|View towards the western mountains from our friends’ apartment|
We said goodbye to Kanazawa, and headed back to Tokyo, where we changed to the suburban train to Fussa, where our friends were living. Fussa is a fairly ordinary place, a city of about 60,000 people west of Tokyo, but with a huge American air force base. And by ‘huge’, I mean really big – about a third of the city. It is, in effect, a small American town in itself, with schools, shopping mall, cinema, sports facilities and all the other conveniences of life in the USA. Our friends, who live outside the base, say some of the military families there never leave the confines.
Fussa is really part of the metropolitan sprawl of Tokyo. As you travel the fifty minutes or so from the capital, you don’t see that much countryside. I suppose it’s not unlike the metroland around London – commuter territory for those who work in the centre.
The presence of the air force base means that there are quite a few US-style diners in town, but you don’t need to go far to find an authentic Japanese environment. It’s a quiet, unassuming sort of place, but a good base for exploring. We had already visited Mount Fuji from here, and we decided to get some more value out of our Japan Rail pass to make a day trip to Kamakura, a seaside town south of Tokyo that was once, in medieval times, the national capital.
On arrival at Kamakura, we hopped on the local streetcar Enoden service, which winds back and forth along the coast, allowing visitors to explore the numerous temples and shrines that are dotted around.

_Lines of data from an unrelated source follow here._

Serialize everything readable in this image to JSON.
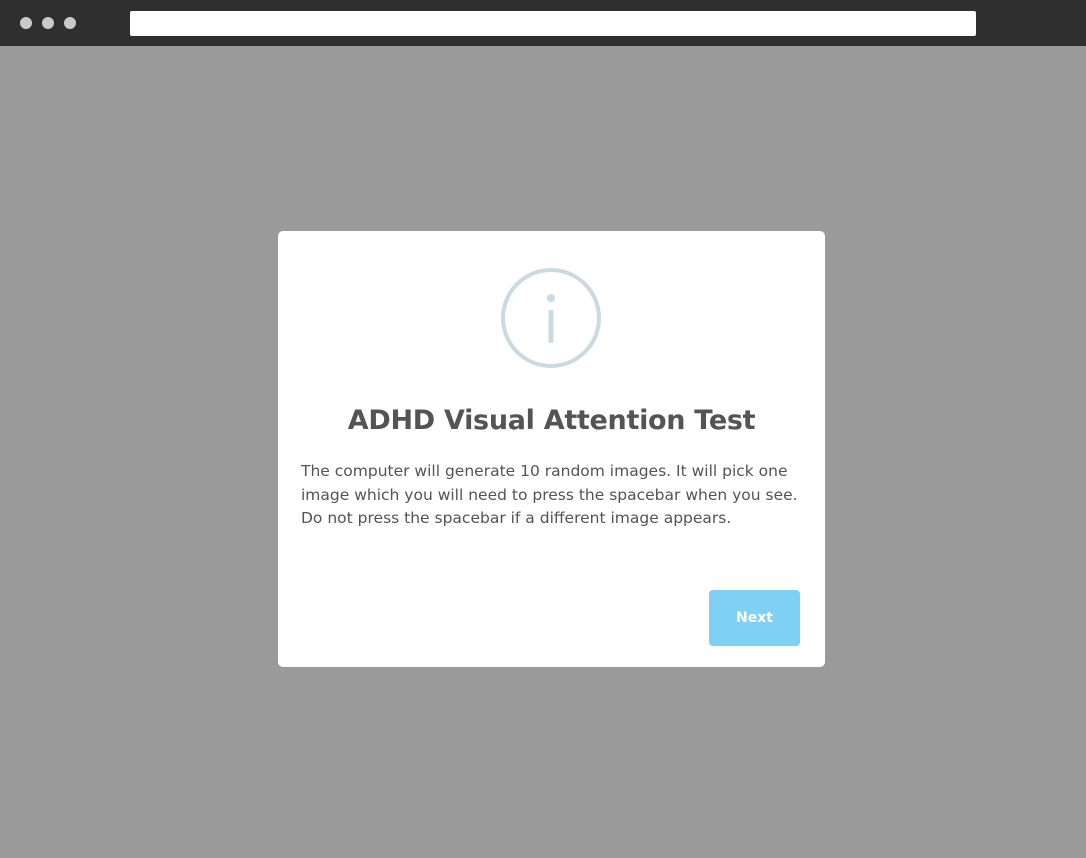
{
  "browser": {
    "address_value": ""
  },
  "modal": {
    "icon": "info-circle-icon",
    "title": "ADHD Visual Attention Test",
    "body": "The computer will generate 10 random images. It will pick one image which you will need to press the spacebar when you see. Do not press the spacebar if a different image appears.",
    "next_label": "Next"
  },
  "colors": {
    "browser_bar": "#2f2f2f",
    "overlay": "#9a9a9a",
    "modal_background": "#ffffff",
    "icon_stroke": "#c9dae1",
    "title_text": "#545454",
    "button": "#7fd0f2",
    "button_text": "#ffffff"
  }
}
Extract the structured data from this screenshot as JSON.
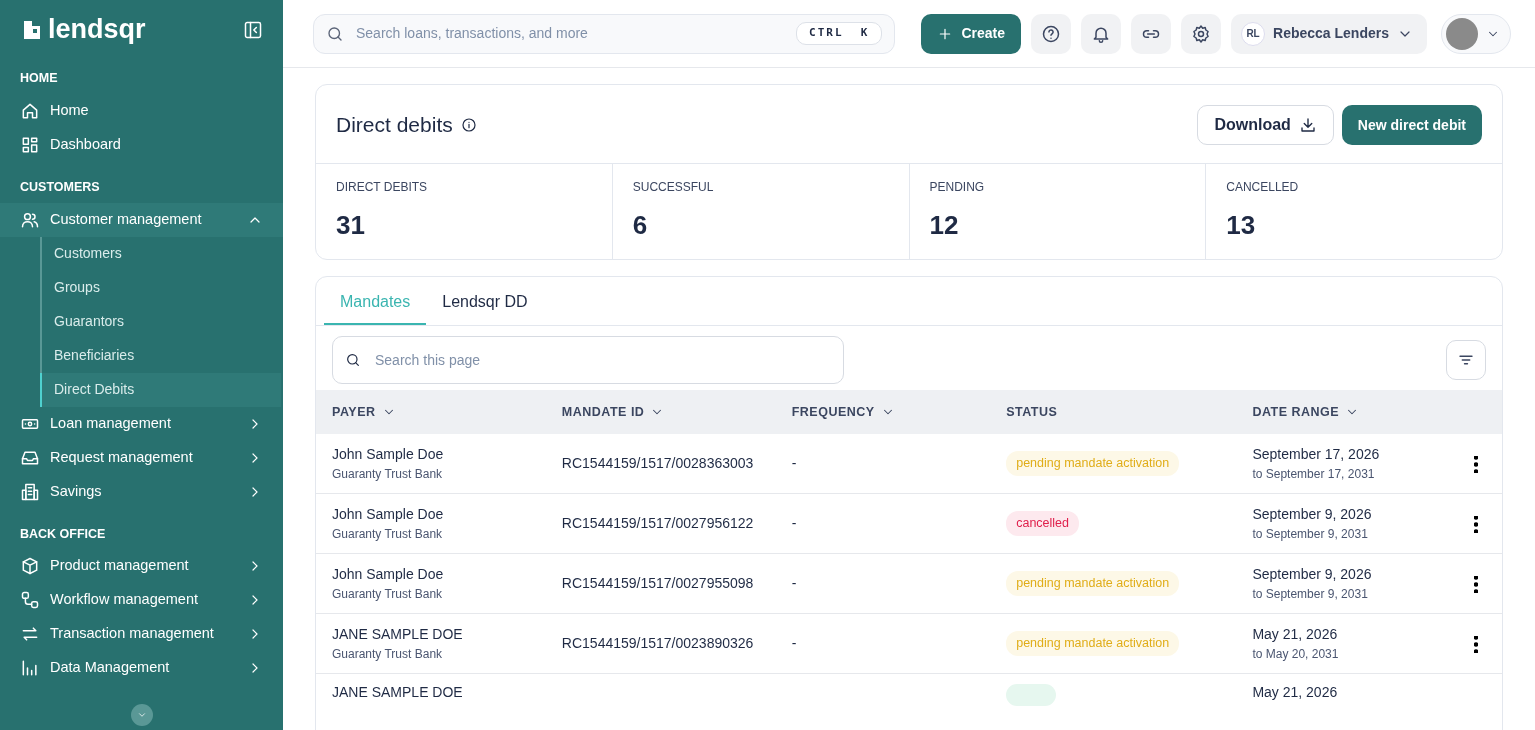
{
  "sidebar": {
    "brand": "lendsqr",
    "sections": [
      {
        "heading": "HOME",
        "items": [
          {
            "label": "Home",
            "selected": false
          },
          {
            "label": "Dashboard",
            "selected": false
          }
        ]
      },
      {
        "heading": "CUSTOMERS",
        "items": [
          {
            "label": "Customer management",
            "selected": false,
            "expanded": true,
            "children": [
              {
                "label": "Customers",
                "selected": false
              },
              {
                "label": "Groups",
                "selected": false
              },
              {
                "label": "Guarantors",
                "selected": false
              },
              {
                "label": "Beneficiaries",
                "selected": false
              },
              {
                "label": "Direct Debits",
                "selected": true
              }
            ]
          },
          {
            "label": "Loan management",
            "selected": false,
            "expanded": false
          },
          {
            "label": "Request management",
            "selected": false,
            "expanded": false
          },
          {
            "label": "Savings",
            "selected": false,
            "expanded": false
          }
        ]
      },
      {
        "heading": "BACK OFFICE",
        "items": [
          {
            "label": "Product management",
            "selected": false,
            "expanded": false
          },
          {
            "label": "Workflow management",
            "selected": false,
            "expanded": false
          },
          {
            "label": "Transaction management",
            "selected": false,
            "expanded": false
          },
          {
            "label": "Data Management",
            "selected": false,
            "expanded": false
          }
        ]
      }
    ]
  },
  "topbar": {
    "search": {
      "placeholder": "Search loans, transactions, and more",
      "shortcut": "CTRL  K"
    },
    "create": "Create",
    "user": {
      "initials": "RL",
      "name": "Rebecca Lenders"
    }
  },
  "page": {
    "title": "Direct debits",
    "actions": [
      "Download",
      "New direct debit"
    ],
    "stats": [
      {
        "label": "DIRECT DEBITS",
        "value": "31"
      },
      {
        "label": "SUCCESSFUL",
        "value": "6"
      },
      {
        "label": "PENDING",
        "value": "12"
      },
      {
        "label": "CANCELLED",
        "value": "13"
      }
    ]
  },
  "tabs": [
    {
      "label": "Mandates",
      "selected": true
    },
    {
      "label": "Lendsqr DD",
      "selected": false
    }
  ],
  "table": {
    "search": {
      "placeholder": "Search this page"
    },
    "columns": [
      {
        "label": "PAYER",
        "sortable": true
      },
      {
        "label": "MANDATE ID",
        "sortable": true
      },
      {
        "label": "FREQUENCY",
        "sortable": true
      },
      {
        "label": "STATUS",
        "sortable": false
      },
      {
        "label": "DATE RANGE",
        "sortable": true
      }
    ],
    "rows": [
      {
        "payer": "John Sample Doe",
        "bank": "Guaranty Trust Bank",
        "mandate_id": "RC1544159/1517/0028363003",
        "frequency": "-",
        "status": {
          "label": "pending mandate activation",
          "kind": "pending"
        },
        "date": "September 17, 2026",
        "date_to": "to September 17, 2031"
      },
      {
        "payer": "John Sample Doe",
        "bank": "Guaranty Trust Bank",
        "mandate_id": "RC1544159/1517/0027956122",
        "frequency": "-",
        "status": {
          "label": "cancelled",
          "kind": "cancelled"
        },
        "date": "September 9, 2026",
        "date_to": "to September 9, 2031"
      },
      {
        "payer": "John Sample Doe",
        "bank": "Guaranty Trust Bank",
        "mandate_id": "RC1544159/1517/0027955098",
        "frequency": "-",
        "status": {
          "label": "pending mandate activation",
          "kind": "pending"
        },
        "date": "September 9, 2026",
        "date_to": "to September 9, 2031"
      },
      {
        "payer": "JANE SAMPLE DOE",
        "bank": "Guaranty Trust Bank",
        "mandate_id": "RC1544159/1517/0023890326",
        "frequency": "-",
        "status": {
          "label": "pending mandate activation",
          "kind": "pending"
        },
        "date": "May 21, 2026",
        "date_to": "to May 20, 2031"
      },
      {
        "payer": "JANE SAMPLE DOE",
        "status": {
          "kind": "active"
        },
        "date": "May 21, 2026"
      }
    ]
  }
}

|Waiting for the Enoden streetcar at Hase|
The old fashioned electric streetcar was a great way to get about, as the day pass allows you to jump on and off whenever you like. We stopped first at Yuigahama, to have a stroll on the beach, where we were pretty much the only people there, except for a young woman who had decided to serenade the sea with her trumpet.
In the far distance, Mount Fuji was just visible on this clear, bright, November morning:

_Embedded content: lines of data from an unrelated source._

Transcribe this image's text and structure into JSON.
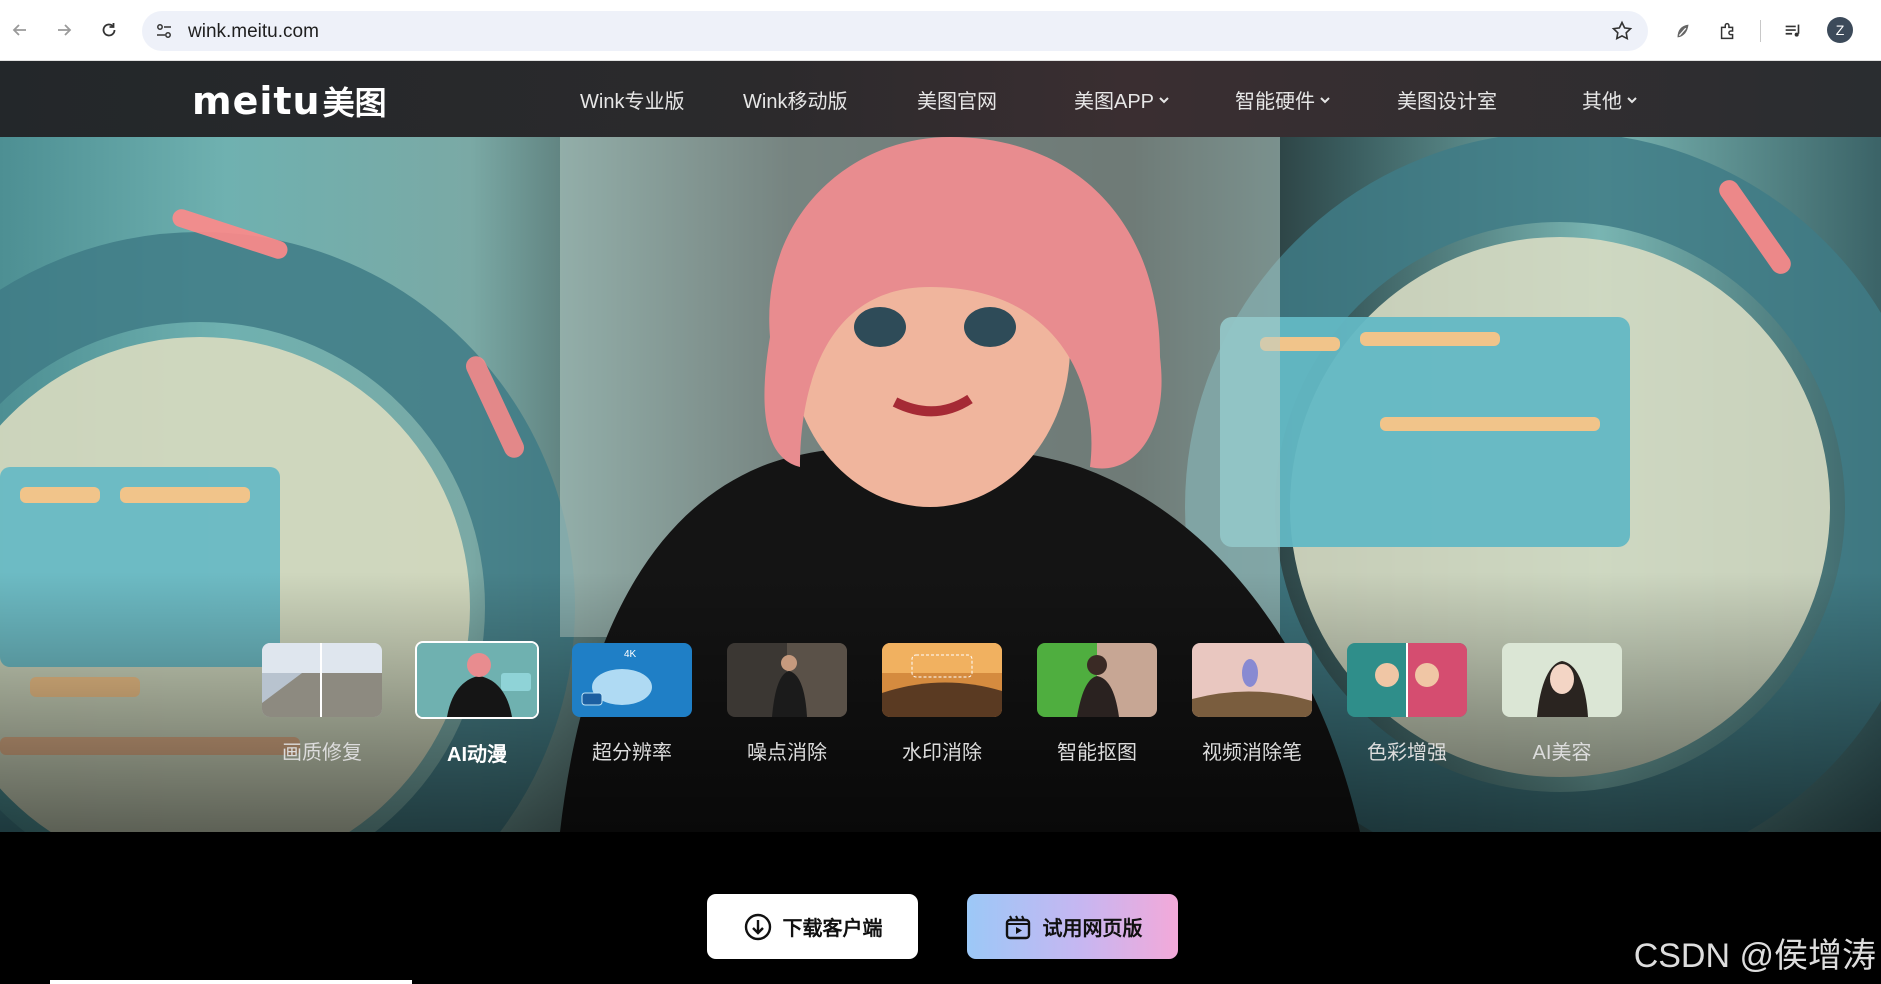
{
  "browser": {
    "url": "wink.meitu.com",
    "profile_initial": "Z"
  },
  "site": {
    "logo_latin": "meitu",
    "logo_cjk": "美图",
    "nav": [
      {
        "label": "Wink专业版"
      },
      {
        "label": "Wink移动版"
      },
      {
        "label": "美图官网"
      },
      {
        "label": "美图APP"
      },
      {
        "label": "智能硬件"
      },
      {
        "label": "美图设计室"
      },
      {
        "label": "其他"
      }
    ]
  },
  "features": [
    {
      "label": "画质修复"
    },
    {
      "label": "AI动漫"
    },
    {
      "label": "超分辨率"
    },
    {
      "label": "噪点消除"
    },
    {
      "label": "水印消除"
    },
    {
      "label": "智能抠图"
    },
    {
      "label": "视频消除笔"
    },
    {
      "label": "色彩增强"
    },
    {
      "label": "AI美容"
    }
  ],
  "active_feature": "AI动漫",
  "thumb_badge": "4K",
  "cta": {
    "download_label": "下载客户端",
    "web_label": "试用网页版"
  },
  "watermark": "CSDN @侯增涛",
  "colors": {
    "header_bg": "#2b2a2c",
    "cta_gradient_start": "#9cc8f7",
    "cta_gradient_end": "#f3a9d9"
  }
}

We moved on to our next stop, Hase, where we walked up the hill to the Great Buddha. This is an enormous bronze statue that was cast in 1252, and has remained standing, through earthquakes and fires, whilst the temples built to house it have perished. It’s a popular spot for Japanese and foreign tourists.
Back in Kamakura, we took a local bus out to the Hokokuji temple, which is remarkable for its bamboo grove. A little path takes you around the temple and into the cool and quiet of the bamboo, and you can also admire the gravel gardens, very like the ones we saw on the Philosopher’s path in Kyoto. In an area we couldn’t access, some caves contained a little army of figurines.

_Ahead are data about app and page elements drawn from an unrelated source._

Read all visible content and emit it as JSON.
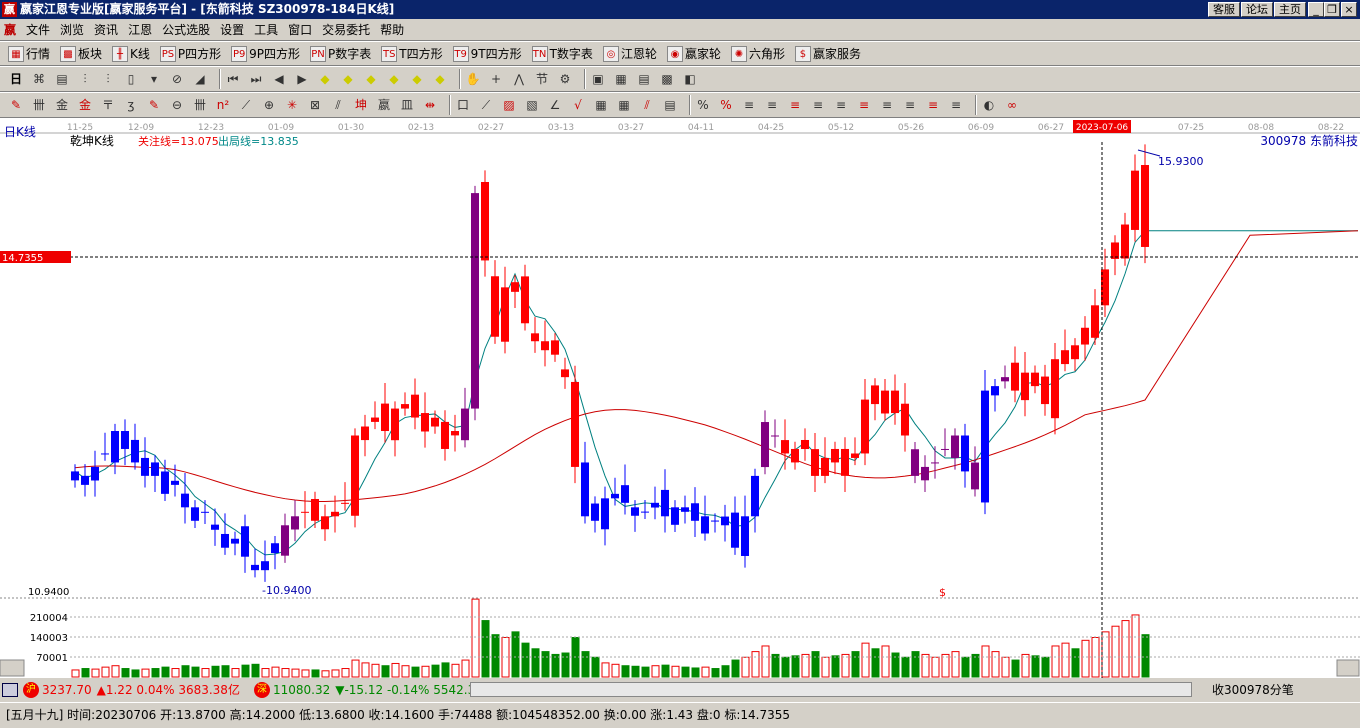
{
  "window": {
    "title": "嬴家江恩专业版[嬴家服务平台] - [东箭科技   SZ300978-184日K线]",
    "logo": "嬴",
    "buttons": [
      "客服",
      "论坛",
      "主页"
    ]
  },
  "menu": [
    "文件",
    "浏览",
    "资讯",
    "江恩",
    "公式选股",
    "设置",
    "工具",
    "窗口",
    "交易委托",
    "帮助"
  ],
  "toolbar1": [
    {
      "icon": "grid-table-icon",
      "glyph": "▦",
      "label": "行情"
    },
    {
      "icon": "blocks-icon",
      "glyph": "▩",
      "label": "板块"
    },
    {
      "icon": "kline-icon",
      "glyph": "╫",
      "label": "K线"
    },
    {
      "icon": "ps-icon",
      "glyph": "PS",
      "label": "P四方形"
    },
    {
      "icon": "p9-icon",
      "glyph": "P9",
      "label": "9P四方形"
    },
    {
      "icon": "pn-icon",
      "glyph": "PN",
      "label": "P数字表"
    },
    {
      "icon": "ts-icon",
      "glyph": "TS",
      "label": "T四方形"
    },
    {
      "icon": "t9-icon",
      "glyph": "T9",
      "label": "9T四方形"
    },
    {
      "icon": "tn-icon",
      "glyph": "TN",
      "label": "T数字表"
    },
    {
      "icon": "gann-wheel-icon",
      "glyph": "◎",
      "label": "江恩轮"
    },
    {
      "icon": "win-wheel-icon",
      "glyph": "◉",
      "label": "嬴家轮"
    },
    {
      "icon": "hexagon-icon",
      "glyph": "✺",
      "label": "六角形"
    },
    {
      "icon": "service-icon",
      "glyph": "$",
      "label": "嬴家服务"
    }
  ],
  "toolbar2": {
    "period": "日",
    "glyphs": [
      "⌘",
      "▤",
      "⫶",
      "⫶",
      "▯",
      "▾",
      "⊘",
      "◢",
      "⏮",
      "⏭",
      "◀",
      "▶",
      "◆",
      "◆",
      "◆",
      "◆",
      "◆",
      "◆",
      "✋",
      "+",
      "⋀",
      "节",
      "⚙",
      "▣",
      "▦",
      "▤",
      "▩",
      "◧"
    ]
  },
  "toolbar3": {
    "glyphs": [
      "✎",
      "卌",
      "金",
      "金",
      "〒",
      "ʒ",
      "✎",
      "⊖",
      "卌",
      "n²",
      "⟋",
      "⊕",
      "✳",
      "⊠",
      "⫽",
      "坤",
      "嬴",
      "皿",
      "⇹",
      "口",
      "⟋",
      "▨",
      "▧",
      "∠",
      "√",
      "▦",
      "▦",
      "⫽",
      "▤",
      "%",
      "%",
      "≡",
      "≡",
      "≡",
      "≡",
      "≡",
      "≡",
      "≡",
      "≡",
      "≡",
      "≡",
      "◐",
      "∞"
    ]
  },
  "chart": {
    "period_label": "日K线",
    "indicator": "乾坤K线",
    "line1": "关注线=13.075",
    "line2": "出局线=13.835",
    "stock": "300978  东箭科技",
    "dates": [
      "11-25",
      "12-09",
      "12-23",
      "01-09",
      "01-30",
      "02-13",
      "02-27",
      "03-13",
      "03-27",
      "04-11",
      "04-25",
      "05-12",
      "05-26",
      "06-09",
      "06-27",
      "2023-07-06",
      "07-25",
      "08-08",
      "08-22"
    ],
    "crosshair_price": "14.7355",
    "high_label": "15.9300",
    "low_label": "10.9400",
    "low_axis": "10.9400",
    "marker": "$",
    "vol_ticks": [
      "210004",
      "140003",
      "70001"
    ],
    "colors": {
      "up": "#ff0000",
      "down": "#0000ff",
      "neutral": "#800080",
      "ma_short": "#008080",
      "ma_long": "#cc0000"
    }
  },
  "chart_data": {
    "type": "candlestick",
    "ylim": [
      10.94,
      15.93
    ],
    "closes": [
      12.35,
      12.2,
      12.4,
      12.55,
      12.8,
      12.6,
      12.45,
      12.5,
      12.3,
      12.1,
      12.2,
      11.95,
      11.8,
      11.9,
      11.7,
      11.5,
      11.6,
      11.4,
      11.25,
      11.35,
      11.55,
      11.75,
      11.85,
      11.9,
      11.8,
      11.85,
      11.9,
      12.0,
      12.75,
      12.85,
      12.95,
      12.8,
      13.05,
      13.1,
      12.95,
      13.0,
      12.85,
      12.6,
      12.8,
      13.05,
      15.45,
      14.7,
      13.85,
      14.4,
      14.35,
      14.0,
      13.8,
      13.7,
      13.65,
      13.4,
      12.4,
      11.85,
      11.8,
      12.05,
      12.1,
      12.0,
      11.95,
      11.9,
      12.0,
      11.85,
      11.95,
      11.9,
      11.8,
      11.85,
      11.8,
      11.75,
      11.5,
      11.85,
      12.3,
      12.9,
      12.75,
      12.55,
      12.45,
      12.7,
      12.3,
      12.5,
      12.45,
      12.6,
      12.5,
      13.15,
      13.1,
      13.25,
      13.0,
      12.75,
      12.3,
      12.4,
      12.45,
      12.6,
      12.75,
      12.35,
      12.15,
      13.25,
      13.3,
      13.4,
      13.25,
      13.45,
      13.3,
      13.1,
      13.6,
      13.7,
      13.6,
      13.95,
      14.2,
      14.6,
      14.9,
      15.1,
      15.7,
      14.85
    ],
    "states": "bbbbbbbbbbbbbbbbbbbbbpprrrrrrrrrrrrrrrrpprrrrrrrrrrbbbbbbbbbbbbbbbbbbpprrrrrrrrrrrrrpppppbpbbprrrrrrrrrrrrrrrrrr",
    "volumes": [
      25000,
      30000,
      28000,
      35000,
      40000,
      30000,
      25000,
      28000,
      30000,
      35000,
      30000,
      40000,
      35000,
      30000,
      38000,
      40000,
      30000,
      42000,
      45000,
      30000,
      35000,
      30000,
      28000,
      25000,
      25000,
      22000,
      25000,
      30000,
      60000,
      50000,
      45000,
      40000,
      48000,
      40000,
      35000,
      38000,
      42000,
      50000,
      45000,
      60000,
      276000,
      200000,
      150000,
      140000,
      160000,
      120000,
      100000,
      90000,
      80000,
      85000,
      140000,
      90000,
      70000,
      50000,
      45000,
      40000,
      38000,
      35000,
      40000,
      42000,
      38000,
      35000,
      32000,
      35000,
      30000,
      40000,
      60000,
      70000,
      90000,
      110000,
      80000,
      70000,
      75000,
      80000,
      90000,
      70000,
      75000,
      80000,
      90000,
      120000,
      100000,
      110000,
      85000,
      70000,
      90000,
      80000,
      70000,
      80000,
      90000,
      70000,
      80000,
      110000,
      90000,
      70000,
      60000,
      80000,
      75000,
      70000,
      110000,
      120000,
      100000,
      130000,
      140000,
      160000,
      180000,
      200000,
      220000,
      150000
    ]
  },
  "status1": {
    "sh_badge": "沪",
    "sh": "3237.70",
    "sh_chg": "▲1.22 0.04% 3683.38亿",
    "sz_badge": "深",
    "sz": "11080.32",
    "sz_chg": "▼-15.12 -0.14% 5542.3",
    "right": "收300978分笔"
  },
  "status2": "[五月十九] 时间:20230706 开:13.8700 高:14.2000 低:13.6800 收:14.1600 手:74488 额:104548352.00 换:0.00 涨:1.43 盘:0 标:14.7355"
}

We caught the bus back into central Kamakura, and had time for a stroll around the streets before setting off back to Fussa. This was a lovely, quiet day, supported by the brilliantly efficient Japanese railway system. Kamakura felt very different to the bustle of the big cities we had visited: peaceful, relaxed, with a sandy beach looking out over Sagami Bay. It was just what we needed to prepare for the last few days of the trip, which were going to be back in Tokyo.
Big in Japan 7 by Dr Rob Spence is licensed under a Creative Commons Attribution-ShareAlike 4.0 International License.